What does Adichie say about the word “feminism” in We Should All Be Feminists?
Adichie begins We Should All Be Feminists with a story about how, when she was fourteen, her good friend Okoloma called her a feminist. Adichie didn’t know what the word meant, but she could tell by his tone that it wasn’t meant as a compliment. When she looked it up later in the dictionary, the definition she saw was “feminist: a person who believes in the social, political, and economic equality of the sexes.” Several years later, Adichie published a novel and frequently received “advice” from strangers that she shouldn’t call herself a feminist because feminists are unhappy, unmarried, un-African, and man haters. Adichie tells these stories to demonstrate how much baggage the word feminist carries. Adichie’s point is that there are a lot of misconceptions about what it means to be a feminist. Many people wrongly associate feminism with man hating, which is especially unfortunate because it would benefit people of all sexes to believe in the ideals of equality that feminism promotes. When people ask Adichie why she doesn’t simply call herself something less controversial, such as a humanist or a supporter of human rights, Adichie responds that it would be dishonest.

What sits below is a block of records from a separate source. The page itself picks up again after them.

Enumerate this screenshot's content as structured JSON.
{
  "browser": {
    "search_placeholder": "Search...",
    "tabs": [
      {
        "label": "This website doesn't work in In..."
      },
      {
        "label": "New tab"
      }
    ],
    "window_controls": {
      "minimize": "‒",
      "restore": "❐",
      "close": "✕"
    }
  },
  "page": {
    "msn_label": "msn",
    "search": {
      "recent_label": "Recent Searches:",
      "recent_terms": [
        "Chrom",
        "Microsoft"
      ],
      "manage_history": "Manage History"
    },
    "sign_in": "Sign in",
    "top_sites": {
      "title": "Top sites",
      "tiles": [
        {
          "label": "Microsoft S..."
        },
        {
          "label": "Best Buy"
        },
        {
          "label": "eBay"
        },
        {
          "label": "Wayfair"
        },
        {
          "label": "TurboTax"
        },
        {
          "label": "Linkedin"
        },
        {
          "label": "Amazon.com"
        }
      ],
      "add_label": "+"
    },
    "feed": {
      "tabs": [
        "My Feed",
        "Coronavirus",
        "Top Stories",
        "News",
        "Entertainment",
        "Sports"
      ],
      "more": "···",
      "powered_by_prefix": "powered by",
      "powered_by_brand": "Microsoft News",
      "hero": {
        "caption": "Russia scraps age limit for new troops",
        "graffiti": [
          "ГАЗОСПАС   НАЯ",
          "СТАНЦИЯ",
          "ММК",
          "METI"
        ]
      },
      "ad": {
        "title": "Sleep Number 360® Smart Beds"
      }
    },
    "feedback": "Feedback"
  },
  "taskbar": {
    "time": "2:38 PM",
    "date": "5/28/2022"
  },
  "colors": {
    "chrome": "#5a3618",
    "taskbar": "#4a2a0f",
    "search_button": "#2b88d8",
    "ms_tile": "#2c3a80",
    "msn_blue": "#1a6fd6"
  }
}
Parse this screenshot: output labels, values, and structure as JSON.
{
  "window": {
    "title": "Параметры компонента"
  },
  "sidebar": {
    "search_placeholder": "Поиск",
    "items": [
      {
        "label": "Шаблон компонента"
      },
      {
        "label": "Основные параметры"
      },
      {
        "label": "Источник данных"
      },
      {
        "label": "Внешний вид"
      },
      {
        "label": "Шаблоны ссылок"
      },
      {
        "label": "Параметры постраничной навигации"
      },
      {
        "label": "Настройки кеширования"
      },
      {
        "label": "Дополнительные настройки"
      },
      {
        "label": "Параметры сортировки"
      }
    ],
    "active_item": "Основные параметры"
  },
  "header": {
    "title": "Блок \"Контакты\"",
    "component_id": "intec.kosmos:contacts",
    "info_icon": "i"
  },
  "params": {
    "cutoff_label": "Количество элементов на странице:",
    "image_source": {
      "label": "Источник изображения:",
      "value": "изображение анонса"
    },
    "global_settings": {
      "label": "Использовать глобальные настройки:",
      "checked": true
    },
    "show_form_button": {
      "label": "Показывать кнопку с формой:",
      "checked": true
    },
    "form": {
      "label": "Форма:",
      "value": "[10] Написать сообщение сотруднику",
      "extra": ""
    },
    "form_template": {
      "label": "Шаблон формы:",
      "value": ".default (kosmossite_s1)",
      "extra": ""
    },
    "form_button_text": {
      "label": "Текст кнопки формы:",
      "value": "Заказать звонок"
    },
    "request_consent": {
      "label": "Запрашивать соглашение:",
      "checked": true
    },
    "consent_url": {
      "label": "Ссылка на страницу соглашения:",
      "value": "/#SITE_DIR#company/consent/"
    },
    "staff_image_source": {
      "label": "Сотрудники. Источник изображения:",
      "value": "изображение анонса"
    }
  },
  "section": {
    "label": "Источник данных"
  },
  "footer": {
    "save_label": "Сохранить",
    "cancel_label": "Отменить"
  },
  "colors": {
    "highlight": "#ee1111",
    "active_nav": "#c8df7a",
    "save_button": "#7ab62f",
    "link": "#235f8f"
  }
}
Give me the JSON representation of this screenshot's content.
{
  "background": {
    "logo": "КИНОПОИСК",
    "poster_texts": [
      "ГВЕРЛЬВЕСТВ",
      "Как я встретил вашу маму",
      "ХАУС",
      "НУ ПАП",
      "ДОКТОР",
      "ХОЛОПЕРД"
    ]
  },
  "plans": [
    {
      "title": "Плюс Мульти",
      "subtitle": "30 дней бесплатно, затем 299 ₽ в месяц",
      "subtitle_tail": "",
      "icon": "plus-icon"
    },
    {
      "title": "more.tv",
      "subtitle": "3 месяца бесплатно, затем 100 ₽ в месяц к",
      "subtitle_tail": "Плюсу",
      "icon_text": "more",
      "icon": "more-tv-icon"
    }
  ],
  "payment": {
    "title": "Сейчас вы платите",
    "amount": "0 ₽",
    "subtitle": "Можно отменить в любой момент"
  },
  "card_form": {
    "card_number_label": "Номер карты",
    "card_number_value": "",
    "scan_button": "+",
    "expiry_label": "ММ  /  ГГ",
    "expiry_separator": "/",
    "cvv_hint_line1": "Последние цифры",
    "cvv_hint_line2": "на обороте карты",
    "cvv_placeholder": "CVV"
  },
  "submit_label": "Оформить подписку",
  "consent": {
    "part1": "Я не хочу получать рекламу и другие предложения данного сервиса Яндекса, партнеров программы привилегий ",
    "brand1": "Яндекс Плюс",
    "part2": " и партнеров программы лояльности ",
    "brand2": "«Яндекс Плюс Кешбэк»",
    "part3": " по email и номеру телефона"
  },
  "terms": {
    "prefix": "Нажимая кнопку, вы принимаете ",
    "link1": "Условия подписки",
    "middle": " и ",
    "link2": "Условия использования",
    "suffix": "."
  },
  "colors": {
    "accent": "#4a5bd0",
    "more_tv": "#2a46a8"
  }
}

While feminism certainly falls under the broader umbrella of human rights, to replace feminism with vague and general terms like humanism or human rights is to deny the existence of the gender-related issues that women face. As Adichie says, “For centuries, the world divided human beings into two groups and then proceeded to exclude and oppress one group. It is only fair that the solution to the problem acknowledge that.” Ultimately, Adichie believes that being a feminist means acknowledging the existence of gender-based problems in the world and believing that everyone must work to fix these issues.